Problems for Pollinators
- Loss and Fragmentation of Habitat - pollinators are threatened because many areas where they feed and nest have been destroyed. Some key pollinators only forage 100 feet from their nests.
- Disease and Parasites - many native bees are affected by parasites and disease carried by commercial bees that are moved from place to place.
- Pesticides - areas being treated with chemical pesticides create a hazardous environment for pollinators trying to forage for food or nest in chemically treated soils.
- For more information about issues pollinators are facing check out Major Threats to Pollinators through the Great Pollinator Project or this Fact Sheet: The Economic Challenge Posed by Declining Pollinator Populations that the White House posted.
Step 1: Assessment
Collect information about the size, soil, the sun exposure, plants already present, and chemical treatment history.
Identify what pollinators are present and what plants they seem to be gravitating to. This can help with plant selection.
Here is a link that the Xerces Society has created to help owners assess natural areas and rangelands. It also helps guide what should be down when restoring a site.
Step 2: Preservation
Protect habitat and pollinators by avoiding or limiting the use of pesticides on the area. Some tips when using chemical treatments:
Use chemicals without neonicotinoids
Use chemicals with pollinator protection box
For more information about pesticides management visit managing pesticides to protect bees provided by the Xerces Society.
Step 3: Creation
When buying plants, ask your vendor if the plants and seeds were chemically treated. If a plant is treated with chemicals, it could potentially hurt pollinators. Beyond Pesticides provides a list of places that sell pollinator friendly seeds and plantings.
Pick a diversity of different native plant species of plant ranging with flowers varying in shape, color, length, and size. These difference help draw different kinds of pollinators.
Plant species that bloom in fall, spring, and summer. This will provide foraging areas throughout the seasons for different pollinators.
Leave spaces of bare area and plant native grasses to provide nesting material for bees. One can also create artificial nests to promote the bee population. The Xerces Society has created a link that shows how to create different types of nests for native bees.
Step 4: Maintenance
Watering needs vary if seeds or transplants were used on a site. Transplants should be watered the first year depending on the condition of the site. As for seedlings, regular irrigation for the first few months can help promote growth.

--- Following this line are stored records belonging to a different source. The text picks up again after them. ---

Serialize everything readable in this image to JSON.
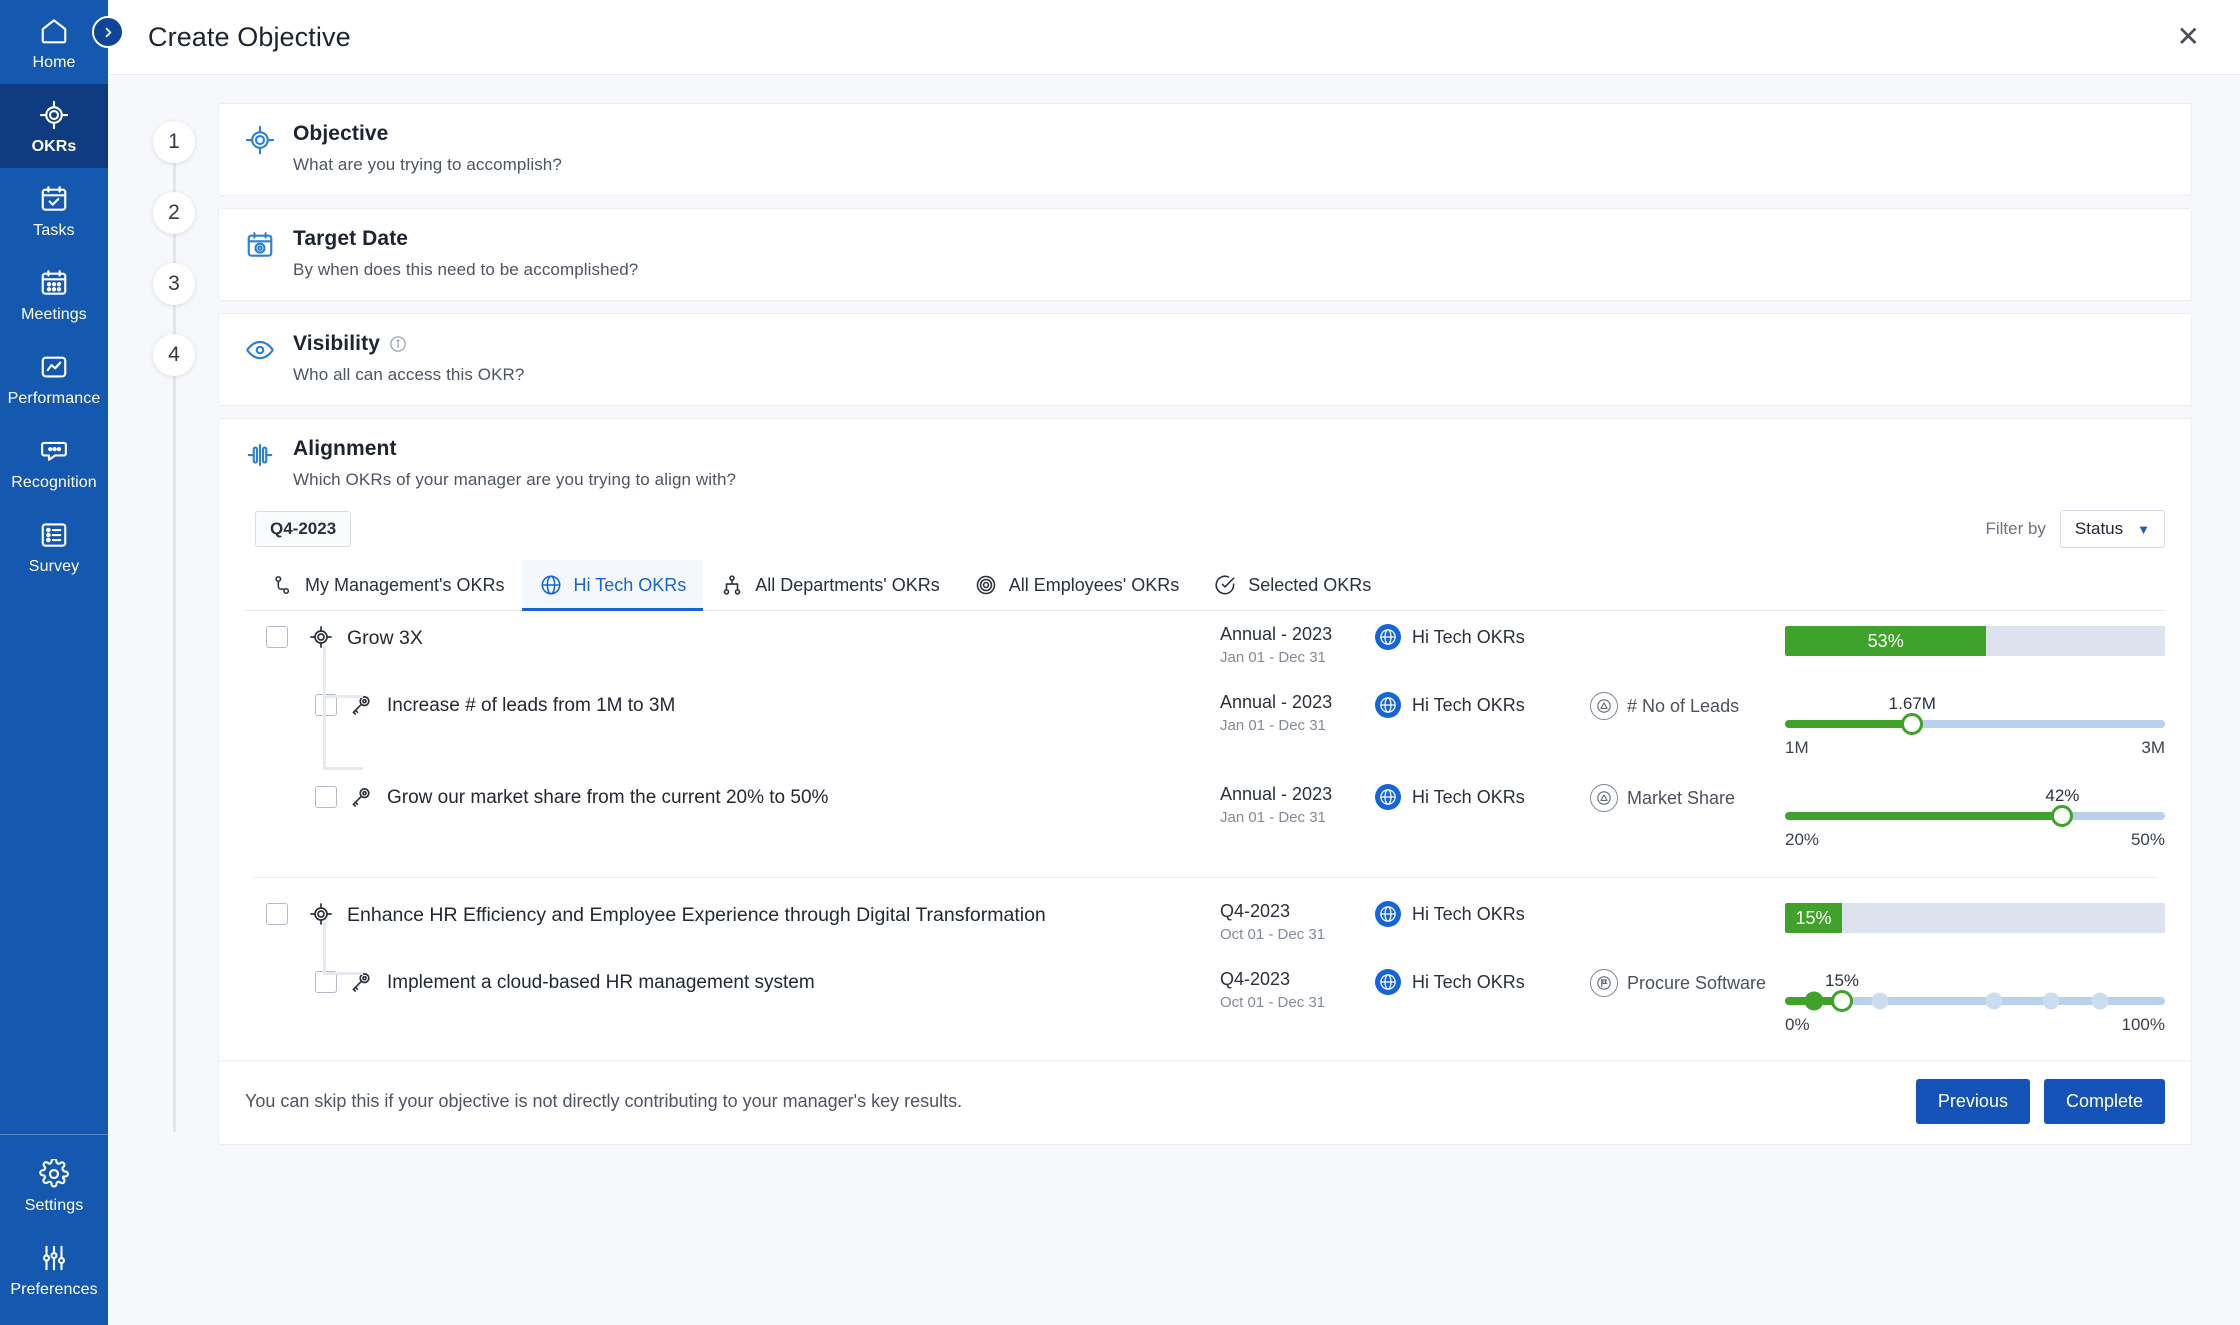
{
  "sidebar": {
    "top_items": [
      {
        "label": "Home",
        "icon": "home-icon",
        "active": false
      },
      {
        "label": "OKRs",
        "icon": "target-icon",
        "active": true
      },
      {
        "label": "Tasks",
        "icon": "calendar-check-icon",
        "active": false
      },
      {
        "label": "Meetings",
        "icon": "calendar-icon",
        "active": false
      },
      {
        "label": "Performance",
        "icon": "chart-icon",
        "active": false
      },
      {
        "label": "Recognition",
        "icon": "speech-bubble-icon",
        "active": false
      },
      {
        "label": "Survey",
        "icon": "list-icon",
        "active": false
      }
    ],
    "bottom_items": [
      {
        "label": "Settings",
        "icon": "gear-icon"
      },
      {
        "label": "Preferences",
        "icon": "sliders-icon"
      }
    ],
    "collapse_icon": "chevron-right-icon"
  },
  "header": {
    "title": "Create Objective",
    "close_icon": "close-icon"
  },
  "steps": [
    {
      "num": "1",
      "title": "Objective",
      "subtitle": "What are you trying to accomplish?",
      "icon": "target-icon",
      "info": false
    },
    {
      "num": "2",
      "title": "Target Date",
      "subtitle": "By when does this need to be accomplished?",
      "icon": "calendar-target-icon",
      "info": false
    },
    {
      "num": "3",
      "title": "Visibility",
      "subtitle": "Who all can access this OKR?",
      "icon": "eye-icon",
      "info": true
    },
    {
      "num": "4",
      "title": "Alignment",
      "subtitle": "Which OKRs of your manager are you trying to align with?",
      "icon": "alignment-icon",
      "info": false
    }
  ],
  "alignment": {
    "quarter_chip": "Q4-2023",
    "filter_label": "Filter by",
    "filter_value": "Status",
    "filter_chevron": "chevron-down-icon",
    "tabs": [
      {
        "label": "My Management's OKRs",
        "icon": "org-node-icon",
        "active": false
      },
      {
        "label": "Hi Tech OKRs",
        "icon": "globe-icon",
        "active": true
      },
      {
        "label": "All Departments' OKRs",
        "icon": "hierarchy-icon",
        "active": false
      },
      {
        "label": "All Employees' OKRs",
        "icon": "concentric-circles-icon",
        "active": false
      },
      {
        "label": "Selected OKRs",
        "icon": "check-circle-icon",
        "active": false
      }
    ],
    "groups": [
      {
        "objective": {
          "name": "Grow 3X",
          "icon": "objective-target-icon",
          "period": "Annual - 2023",
          "dates": "Jan 01 - Dec 31",
          "owner": "Hi Tech OKRs",
          "owner_icon": "globe-icon",
          "metric": null,
          "progress_type": "bar",
          "progress_pct": 53,
          "progress_label": "53%",
          "checked": false
        },
        "key_results": [
          {
            "name": "Increase # of leads from 1M to 3M",
            "icon": "key-icon",
            "period": "Annual - 2023",
            "dates": "Jan 01 - Dec 31",
            "owner": "Hi Tech OKRs",
            "owner_icon": "globe-icon",
            "metric": "# No of Leads",
            "metric_icon": "triangle-circle-icon",
            "progress_type": "slider",
            "value_label": "1.67M",
            "start_label": "1M",
            "end_label": "3M",
            "fill_pct": 33.5,
            "checked": false
          },
          {
            "name": "Grow our market share from the current 20% to 50%",
            "icon": "key-icon",
            "period": "Annual - 2023",
            "dates": "Jan 01 - Dec 31",
            "owner": "Hi Tech OKRs",
            "owner_icon": "globe-icon",
            "metric": "Market Share",
            "metric_icon": "triangle-circle-icon",
            "progress_type": "slider",
            "value_label": "42%",
            "start_label": "20%",
            "end_label": "50%",
            "fill_pct": 73,
            "checked": false
          }
        ]
      },
      {
        "objective": {
          "name": "Enhance HR Efficiency and Employee Experience through Digital Transformation",
          "icon": "objective-target-icon",
          "period": "Q4-2023",
          "dates": "Oct 01 - Dec 31",
          "owner": "Hi Tech OKRs",
          "owner_icon": "globe-icon",
          "metric": null,
          "progress_type": "bar",
          "progress_pct": 15,
          "progress_label": "15%",
          "checked": false
        },
        "key_results": [
          {
            "name": "Implement a cloud-based HR management system",
            "icon": "key-icon",
            "period": "Q4-2023",
            "dates": "Oct 01 - Dec 31",
            "owner": "Hi Tech OKRs",
            "owner_icon": "globe-icon",
            "metric": "Procure Software",
            "metric_icon": "milestone-flag-icon",
            "progress_type": "milestone",
            "value_label": "15%",
            "start_label": "0%",
            "end_label": "100%",
            "fill_pct": 15,
            "milestones": [
              7.5,
              25,
              55,
              70,
              83
            ],
            "checked": false
          }
        ]
      }
    ],
    "footer_note": "You can skip this if your objective is not directly contributing to your manager's key results.",
    "previous_label": "Previous",
    "complete_label": "Complete"
  },
  "colors": {
    "sidebar_blue": "#1558B0",
    "sidebar_active": "#0F3C80",
    "accent_blue": "#1553B8",
    "progress_green": "#3FA22B",
    "track_grey": "#DDE2EF",
    "slider_track": "#B9D1EA"
  }
}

When dealing with roadside, invasive species have to be controlled and eradicated as much as possible before planting. Planting native plants that are already seen in the area may help push out and control invasive.
Make sure to use pollinator-friendly practices when it comes to treating invasive species. See above for details.

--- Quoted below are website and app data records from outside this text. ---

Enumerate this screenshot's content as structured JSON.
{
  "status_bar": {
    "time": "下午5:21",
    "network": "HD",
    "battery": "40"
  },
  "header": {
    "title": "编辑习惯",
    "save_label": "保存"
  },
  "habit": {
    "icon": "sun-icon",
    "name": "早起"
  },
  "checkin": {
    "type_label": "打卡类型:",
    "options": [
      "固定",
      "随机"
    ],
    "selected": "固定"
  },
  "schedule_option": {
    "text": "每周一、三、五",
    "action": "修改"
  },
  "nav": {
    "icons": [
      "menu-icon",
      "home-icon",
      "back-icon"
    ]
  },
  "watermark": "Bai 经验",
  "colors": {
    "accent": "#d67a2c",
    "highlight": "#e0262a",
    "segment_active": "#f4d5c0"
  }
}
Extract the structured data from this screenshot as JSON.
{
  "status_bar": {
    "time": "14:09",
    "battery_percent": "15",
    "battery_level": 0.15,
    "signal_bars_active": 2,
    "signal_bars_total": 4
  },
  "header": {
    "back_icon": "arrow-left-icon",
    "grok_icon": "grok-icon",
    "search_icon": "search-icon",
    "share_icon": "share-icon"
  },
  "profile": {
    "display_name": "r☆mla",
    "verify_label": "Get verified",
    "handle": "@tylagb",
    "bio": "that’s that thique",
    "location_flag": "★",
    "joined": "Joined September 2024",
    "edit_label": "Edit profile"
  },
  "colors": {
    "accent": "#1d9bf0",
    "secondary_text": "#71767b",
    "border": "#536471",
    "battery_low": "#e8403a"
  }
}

Information about Roadsides and a plant selector based on your assessment of the area:
- Best Management Practices for Roadsides and Right-Of-Ways - MN DOA
- Plant Selector for Roadside Plantings - MNDot
Leave clover and dandelions in your yard to provide foraging areas for bees.
Be conscious of how often and when you mow your lawn. Mowing every other week, and not mowing during blooming times, will benefit local pollinators.
Thinking about a lawn care service? Make sure you discuss your interest in conserving pollinators and their habitat with them.
Minneapolis takes action to protect dwindling local bee population
What’s the Buzz? Raising Bees in the City of Minneapolis
Minnesota's Pollinators - MN DNR
Minnesota Pollinator Resources - MN DNR
Pollinator Best Management Practices for MN Yards and Gardens - MDA
Pollinator Conservation Resources - Great Lakes Region - Xerces Society
Landscaping with Native Plants - MN DNR
Pollinator Biology and Habitat - Natural Resource Conservation Service
If you have questions please call Tiana Cervantes at 612-673-3515 or email [email protected]
Should you require a reasonable accommodation in order to fully participate, or information in an alternative format, please contact 612-673-2301.
Para asistencia 612-673-2700 - Rau kev pab 612-673-2800 - Hadii aad Caawimaad u baahantahay 612-673-3500.
Last updated Apr 13, 2018